Originally published March 5, 2015, at “faith in community.” Republished with the author’s permission.
I was in a meeting with some pastor types and a consultant one evening. We all looked down at the agenda and saw that the first item listed was “Scripture and prayer” and realized, possibly at the same time, that none of us had brought a Bible.
Before I considered that I could probably look up anything I wanted on my phone, I considered what Scripture verse I might know by heart. One of my colleagues offered to share his: “For surely I know the plans I have for you, says the Lord, plans for your welfare, and not for harm, to give you a future with hope.”
As it turned out, it was a good Scripture passage for a meeting where we would discuss efforts to collaborate in social ministry in and with our community. My colleague is passionate about social justice, and it makes sense that this is a passage he has committed to memory. But it’s not the first Scripture passage that comes to my mind, not the one that came to my mind when I suddenly thought I might be required to share something I knew by heart.
If it had been me, I would have recited, “If anyone is in Christ, there is a new creation: everything old has passed away; see, everything has become new!” It’s one of my favorite Bible verses.
I like to think that our favorite Bible verses reveal something about us. It makes a difference if the verse we have committed to memory is “Beloved, love one another,” or “Do justice, love kindness, walk humbly with God.” It makes a difference if our favorite story is the one about the water and the ark and the animals, or the one about the boy who defeated a giant with a sling shot, or the one about the man who fed 5,000 people with five barley loaves and two fish. I like to think that our favorite Bible verses (if we have them) are mirrors that reflect back the mysterious ways God is working in each of our lives.
But what about our least favorite Bible verse? What does that say about us?
Let’s not pretend we don’t have one: a Scripture reading we would just as soon pass over, a story we would like to forget is even in the Bible, a phrase that is like a pebble in our shoe, irritating us every time we walk.

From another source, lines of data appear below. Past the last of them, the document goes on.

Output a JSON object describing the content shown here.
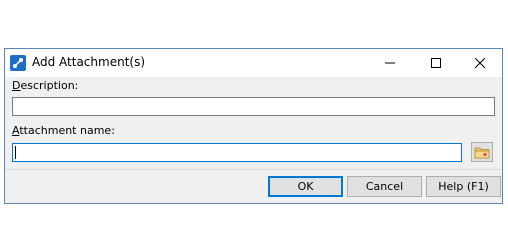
{
  "window": {
    "title": "Add Attachment(s)",
    "minimize_glyph": "–",
    "maximize_glyph": "☐",
    "close_glyph": "✕"
  },
  "form": {
    "description_label_mnemonic": "D",
    "description_label_rest": "escription:",
    "description_value": "",
    "attachment_label_mnemonic": "A",
    "attachment_label_rest": "ttachment name:",
    "attachment_value": ""
  },
  "buttons": {
    "ok": "OK",
    "cancel": "Cancel",
    "help": "Help (F1)"
  },
  "icons": {
    "app": "app-icon",
    "browse": "folder-icon"
  },
  "colors": {
    "accent": "#0078d7",
    "border": "#5b86b8",
    "app_icon": "#1f6fc6"
  }
}
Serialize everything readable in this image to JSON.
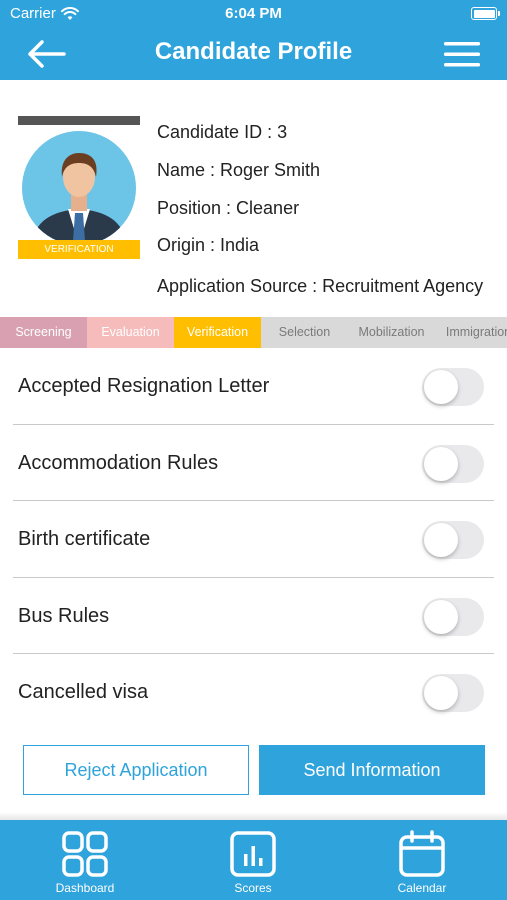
{
  "status_bar": {
    "carrier": "Carrier",
    "time": "6:04 PM"
  },
  "header": {
    "title": "Candidate Profile"
  },
  "profile": {
    "badge": "VERIFICATION",
    "candidate_id": "Candidate ID : 3",
    "name": "Name : Roger Smith",
    "position": "Position : Cleaner",
    "origin": "Origin : India",
    "application_source": "Application Source : Recruitment Agency"
  },
  "stages": [
    {
      "label": "Screening",
      "color": "#d9a0b2"
    },
    {
      "label": "Evaluation",
      "color": "#f6bcbc"
    },
    {
      "label": "Verification",
      "color": "#ffbf00"
    },
    {
      "label": "Selection",
      "color": "#d9d9d9",
      "text_color": "#7a7a7a"
    },
    {
      "label": "Mobilization",
      "color": "#d9d9d9",
      "text_color": "#7a7a7a"
    },
    {
      "label": "Immigration",
      "color": "#d9d9d9",
      "text_color": "#7a7a7a"
    }
  ],
  "documents": [
    {
      "label": "Accepted Resignation Letter",
      "checked": false
    },
    {
      "label": "Accommodation Rules",
      "checked": false
    },
    {
      "label": "Birth certificate",
      "checked": false
    },
    {
      "label": "Bus Rules",
      "checked": false
    },
    {
      "label": "Cancelled visa",
      "checked": false
    }
  ],
  "actions": {
    "reject_label": "Reject Application",
    "send_label": "Send Information"
  },
  "tabs": [
    {
      "label": "Dashboard",
      "icon": "dashboard-grid-icon"
    },
    {
      "label": "Scores",
      "icon": "bar-chart-icon"
    },
    {
      "label": "Calendar",
      "icon": "calendar-icon"
    }
  ],
  "colors": {
    "primary": "#2ea3dc",
    "badge": "#ffbf00"
  }
}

Maybe it’s the verse about women being silent in church, or some of the particularly violent and puzzling scenes in the book of Revelation. Maybe it’s the verse where the Psalmist blesses the one who dashes the enemy’s little ones against the rock. Maybe it’s the one about loving your enemies or that one about cutting off your hand if it causes you to sin.
Or maybe it is something even more basic than that.
One of my least favorite Bible verses is one I recite all the time. I know this one by heart, too. So many times I go to the cemetery after the funeral, and before I recite the words “In sure and certain hope of the resurrection to eternal life. …” I say these words, “Unless a grain of wheat falls into the earth and dies, it remains alone. But if it dies it bears much fruit.”
And I love these words and the images they conjure up, of life springing from the ground, of the fruit of the grain given to be shared.
But I hate what comes afterward. “The one who loves his life loses it, and the one who hates his life in this world will keep it for eternal life.”
I know what the words are supposed to mean, but that is not what they sound like. I know that “in this world” means the sinful world that has rejected the Christ. But when I am standing in the cemetery, surrounded by a grieving family, I hate this verse. The person who died loved his life, loved her family. The one who died loved her garden, loved playing the piano or dancing or baking cookies. I have thought about just stopping and not saying the verses, but that doesn’t seem right either. So I just plow ahead through the whole reading, wishing I could stop and say, “That’s what it means! You can love your life! You can love the life God gave you, and still be ready to let go of it.”
What does this say about me, I wonder? Does my least favorite Bible verse say something about me (for good or ill) like the verses I have underlined and taken to heart? And what does it say about me that I keep reciting it anyway, arguing silently while I speak? Is it a sign of courage or cowardice?
What is your least favorite Bible verse?